“Requiring affordable loans that a debtor will pay right straight right right back without taking right out another loan could have protected huge numbers of people that are typically caught by loan providers in high-cost financial obligation traps,” said Christine Hines, legislative manager when it comes to nationwide Assn. of Consumer Advocates.

“The brand brand new CFPB leadership doesn’t desire to supply the guidelines an opportunity to work,” she said.

The short-term loan industry went into Chicken Little mode the moment the brand new guidelines had been established many years ago, arguing that certain requirements would place a huge number of loan providers away from company.

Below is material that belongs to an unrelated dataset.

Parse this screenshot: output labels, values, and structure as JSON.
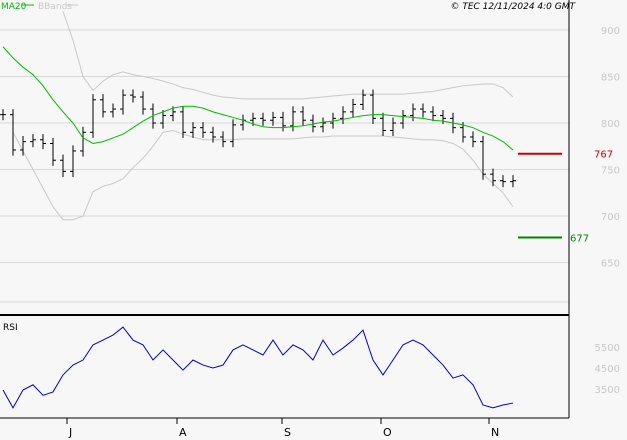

This means, needless to say, the industry had been acknowledging its business structure is dependent upon ensnaring customers in endless financial obligation. In an ordinary globe, that could be enough reason to continue using the brand brand brand new defenses.

But our company is perhaps maybe not in a world that is normal. To President Trump, the industry’s complaints had been a yes sign of federal government overreach.

Their newly business-friendly CFPB announced early in the day in 2010 that requiring short-term loan providers to execute homework on borrowers “would impose significant burdens on industry” and also make it harder for people to get into credit.

To be certain, it is crucial that individuals get access to emergency funds in a pinch. Banking institutions, credit unions, government agencies — each can are likely involved in addressing such requirements.

Payday and loans that are car-title perhaps not that economic back-up. They’re black colored holes that will pull within the hopeless or unwary, then bleed them of all of the available resources.

The city Financial Services Assn. of America, a trade team representing short-term loan providers, said in a declaration so it’s pleased to visit a halt towards the CFPB’s “flawed” and “misguided” regulation.

“The bureau’s guideline . had been crafted on a pre-determined, partisan agenda,” it said, incorporating that the CFPB “failed to show customer damage from small-dollar loans, ignored impartial research and information, and relied on problematic information to guide its rulemaking.”

Which will be real, in the event that you disregard those facts that are pesky individuals being stuck for months and sometimes even years repaying that loan, or losing their automobile since the rates of interest had been therefore high.

Previously, Congress had to pass a legislation capping interest levels on loans charged to people in the army. It does make you wonder why civilians should differently be treated.

It allows you to wonder why short-term loan providers currently enjoy therefore much impact in Washington.

In 2016, the entire year Trump ended up being elected president, payday loan providers contributed $2.8 million to governmental factors, in line with the Center for Responsive Politics. Of this total, 81% went along to Republicans.

Into the 2018 election cycle, payday lenders contributed $2.5 million. Eighty-nine per cent decided to go to Republicans.

A year ago, the lending that is payday the very first time held its yearly meeting during the Trump nationwide Doral Miami resort.

Payday loan providers came back to the Trump-owned resort with this year’s event.

There is much to commemorate.

Your help guide to your brand new financial reality.

Get our business that is free newsletter insights and methods for getting by.

You’ll periodically get content that is promotional the Los Angeles Instances.

David Lazarus is an business that is award-winning when it comes to l . a . Instances. He additionally seems daily on KTLA Channel 5. their work runs in magazines around the world and it has led to many different guidelines consumers that are protecting.